Commercial and residential leases in South Carolina are contracts for a lease between a landlord/manager and a tenant. If the purpose of renting a particular property is for living or commercial space, the landlord must check the context of the potential tenant to ensure that they are an appropriate candidate. All conditions must comply with state laws (Title 36, Chapter 2A (Code of Commerce) and Title 27, Chapter 40 (Tenants and Tenants Act) and, after completing and approving the form, the document becomes legally binding and binding until the end of the period. If a landlord or tenant wishes to terminate the agreement, both must enter into a termination agreement. Under federal law, all 50 states are required to include certain information in all leases/leases, including: this is a good example of the provisions that a simple lease could contain and how it should be as it should be finalized. Rental application (form 460) – a tool used by landlords to check whether a potential tenant is credible before approving a lease. However, not all countries will have the same leasing and leasing requirements and may differ on some important issues. The South Carolina Standard Residential Rental Agreement (Form 410) is the official state contract used to establish a binding contract in which a property is leased for regular payments. The lease contains very specific provisions that are used to ensure that both the administrator and the tenants fully understand what is expected of them before the expiry of the lease, which is usually one (1) year after signing. Due to the formal nature of the document, parties should read the document carefully before signing, as a contract change can be extremely difficult after a tenant arrives.
An important indication with respect to the SC law is that owners cannot enter a property unless 24 (24) hours have been set and entry is made at an appropriate time. Leases in South Carolina are real estate contracts used for the purpose of a lessor to allow the rental of the property by a natural or legal person. All documents must be drafted in accordance with the government laws of the Housing and Tenants Act (Title 27, Chapter 40). Once an agreement has been signed by both parties, they are legally bound by their conditions in their entirety. Identification (No. 27-40-420) – Anyone authorized to act on behalf of the landlord must be identified in the lease agreement and any person approved on the premises. In addition, a legal address must be given to the tenant for official communications. The termination of a lease in a fixed lease is not necessary, as the lease expires under the South Carolina Leases Act, but 60 days` notice is recommended.
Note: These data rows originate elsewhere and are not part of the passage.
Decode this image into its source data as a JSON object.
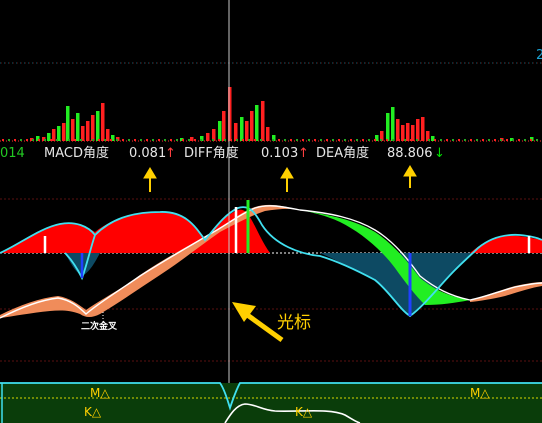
{
  "colors": {
    "background": "#000000",
    "label": "#e6e6e6",
    "value_up": "#e6e6e6",
    "arrow_up": "#ff4040",
    "arrow_down": "#00e000",
    "annotation": "#ffd000",
    "ma_line": "#40e0f0",
    "red_fill": "#ff0000",
    "teal_fill": "#0d4a63",
    "green_fill": "#22ee22",
    "orange_fill": "#f08c5a",
    "cross_label": "#ffffff",
    "panel_green": "#0a3d0a",
    "mk_label": "#ffd000",
    "gridline": "#5a1010",
    "cursor": "#c8c8c8"
  },
  "top_panel": {
    "corner_label": "2"
  },
  "readout": {
    "left_cut": "014",
    "macd_label": "MACD角度",
    "macd_value": "0.081",
    "macd_arrow": "↑",
    "diff_label": "DIFF角度",
    "diff_value": "0.103",
    "diff_arrow": "↑",
    "dea_label": "DEA角度",
    "dea_value": "88.806",
    "dea_arrow": "↓"
  },
  "annotations": {
    "cursor_label": "光标",
    "second_cross_label": "二次金叉"
  },
  "bottom_panel": {
    "m_label_1": "M△",
    "m_label_2": "M△",
    "k_label_1": "K△",
    "k_label_2": "K△"
  }
}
Agent/landlord information (No. 27-40-420) – Anyone authorized to enter the property must be indicated before or when signing the rental agreement with the name and address of the owner/manager for legal references. The South Carolina rental agreement allows a tenant to occupy a particular property without a termination date for a monthly fee.